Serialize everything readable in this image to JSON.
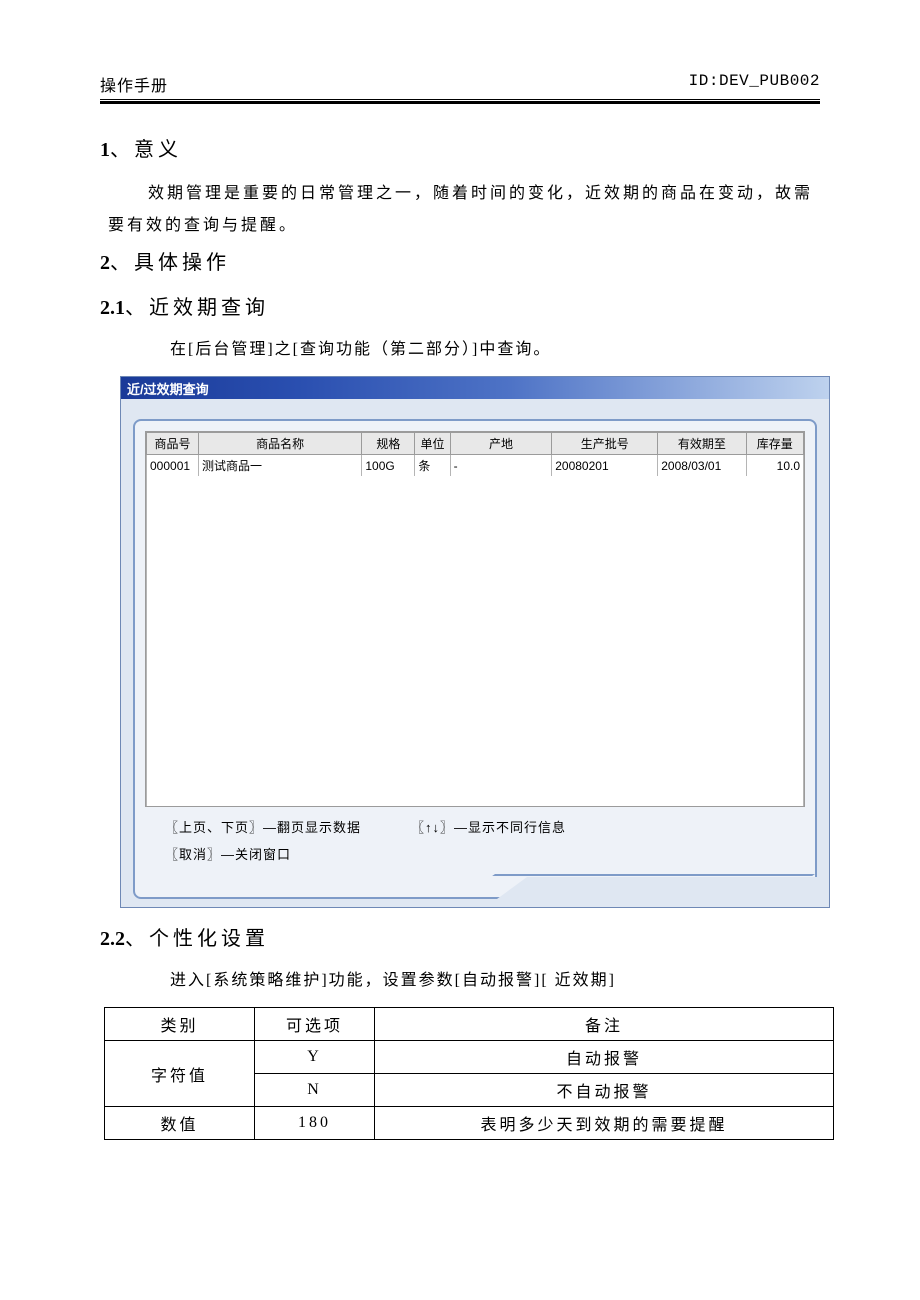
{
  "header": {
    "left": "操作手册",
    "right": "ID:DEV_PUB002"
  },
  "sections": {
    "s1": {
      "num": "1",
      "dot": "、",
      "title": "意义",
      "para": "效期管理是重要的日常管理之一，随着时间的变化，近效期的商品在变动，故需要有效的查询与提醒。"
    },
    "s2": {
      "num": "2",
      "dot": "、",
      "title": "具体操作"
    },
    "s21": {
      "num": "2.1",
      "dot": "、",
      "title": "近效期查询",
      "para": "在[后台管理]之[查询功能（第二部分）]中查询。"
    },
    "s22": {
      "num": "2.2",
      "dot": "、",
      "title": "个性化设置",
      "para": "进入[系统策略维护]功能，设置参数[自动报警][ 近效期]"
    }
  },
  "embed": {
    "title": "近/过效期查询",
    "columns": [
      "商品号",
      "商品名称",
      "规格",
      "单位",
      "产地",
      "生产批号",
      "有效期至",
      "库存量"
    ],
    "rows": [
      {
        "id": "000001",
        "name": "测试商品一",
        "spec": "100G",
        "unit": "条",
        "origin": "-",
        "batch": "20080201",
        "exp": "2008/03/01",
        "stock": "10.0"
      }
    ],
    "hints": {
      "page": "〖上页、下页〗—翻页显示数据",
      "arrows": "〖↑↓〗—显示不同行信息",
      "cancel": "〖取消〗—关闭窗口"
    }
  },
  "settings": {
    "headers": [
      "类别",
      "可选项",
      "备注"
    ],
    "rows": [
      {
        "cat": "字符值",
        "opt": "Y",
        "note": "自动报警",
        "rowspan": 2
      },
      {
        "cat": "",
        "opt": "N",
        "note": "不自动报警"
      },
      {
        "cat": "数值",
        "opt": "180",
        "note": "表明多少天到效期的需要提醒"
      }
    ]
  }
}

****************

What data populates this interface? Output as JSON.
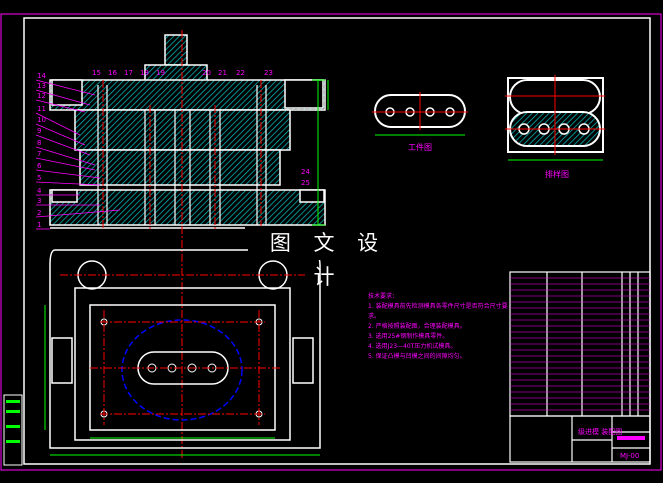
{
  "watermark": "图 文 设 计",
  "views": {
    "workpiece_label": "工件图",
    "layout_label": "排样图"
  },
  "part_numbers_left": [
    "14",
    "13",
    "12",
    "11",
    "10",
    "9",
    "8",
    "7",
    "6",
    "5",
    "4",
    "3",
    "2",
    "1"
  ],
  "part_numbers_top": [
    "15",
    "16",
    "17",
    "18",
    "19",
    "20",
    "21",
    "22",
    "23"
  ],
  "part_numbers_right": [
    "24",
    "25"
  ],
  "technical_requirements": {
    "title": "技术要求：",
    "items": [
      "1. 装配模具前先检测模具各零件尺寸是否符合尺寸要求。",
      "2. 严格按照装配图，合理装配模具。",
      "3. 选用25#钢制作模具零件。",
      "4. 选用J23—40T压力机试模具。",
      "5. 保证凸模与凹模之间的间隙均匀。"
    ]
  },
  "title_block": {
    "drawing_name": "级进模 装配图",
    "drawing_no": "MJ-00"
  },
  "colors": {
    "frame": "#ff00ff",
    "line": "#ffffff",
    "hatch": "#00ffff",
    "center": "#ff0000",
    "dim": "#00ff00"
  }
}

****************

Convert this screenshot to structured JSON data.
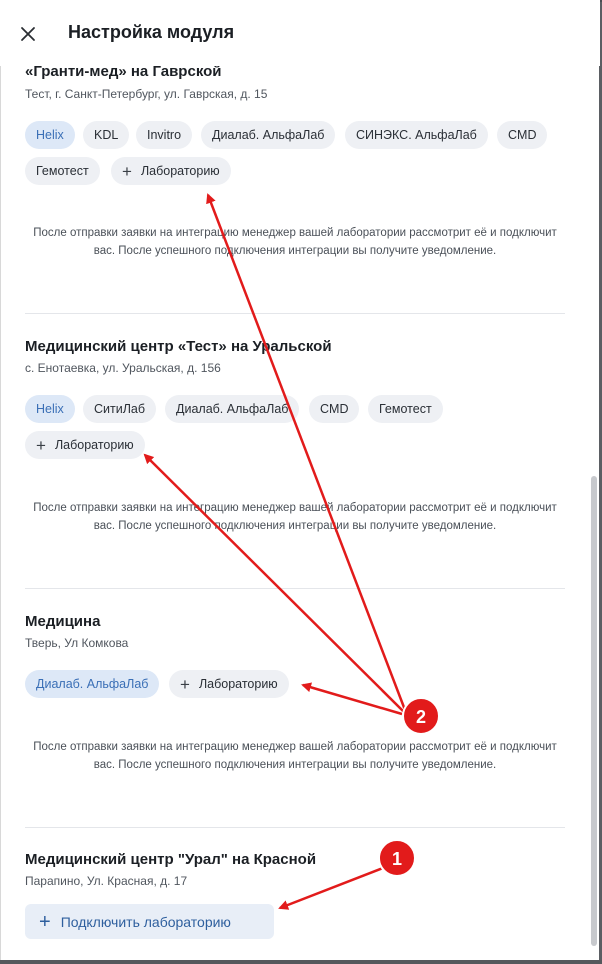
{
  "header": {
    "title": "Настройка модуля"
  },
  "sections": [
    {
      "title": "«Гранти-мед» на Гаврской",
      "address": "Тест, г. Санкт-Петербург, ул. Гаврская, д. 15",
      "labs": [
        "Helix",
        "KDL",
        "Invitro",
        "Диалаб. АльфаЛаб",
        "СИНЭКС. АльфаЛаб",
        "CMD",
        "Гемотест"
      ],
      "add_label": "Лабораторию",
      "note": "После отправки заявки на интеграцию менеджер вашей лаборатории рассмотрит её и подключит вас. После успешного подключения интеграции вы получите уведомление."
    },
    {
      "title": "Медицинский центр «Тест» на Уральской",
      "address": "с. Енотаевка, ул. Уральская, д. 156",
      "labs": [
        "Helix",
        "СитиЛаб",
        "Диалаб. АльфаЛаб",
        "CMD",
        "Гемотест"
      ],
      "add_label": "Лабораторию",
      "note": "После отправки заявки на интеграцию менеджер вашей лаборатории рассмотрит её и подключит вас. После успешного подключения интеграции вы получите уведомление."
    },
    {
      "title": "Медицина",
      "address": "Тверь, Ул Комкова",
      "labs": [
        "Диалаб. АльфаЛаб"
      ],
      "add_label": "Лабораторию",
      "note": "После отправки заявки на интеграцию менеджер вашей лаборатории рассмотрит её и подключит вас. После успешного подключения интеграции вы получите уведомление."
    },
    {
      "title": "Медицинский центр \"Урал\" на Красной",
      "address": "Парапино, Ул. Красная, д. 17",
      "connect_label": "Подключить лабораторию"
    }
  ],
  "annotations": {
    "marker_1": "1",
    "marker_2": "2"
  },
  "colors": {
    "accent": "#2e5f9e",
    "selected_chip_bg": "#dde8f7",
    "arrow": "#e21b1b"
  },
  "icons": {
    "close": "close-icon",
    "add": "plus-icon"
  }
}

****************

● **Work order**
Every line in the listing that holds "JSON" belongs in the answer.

● **Exercise result**
Serialize everything readable in this image to JSON.
What data populates this interface? Output as JSON.
Convert this screenshot to structured JSON data.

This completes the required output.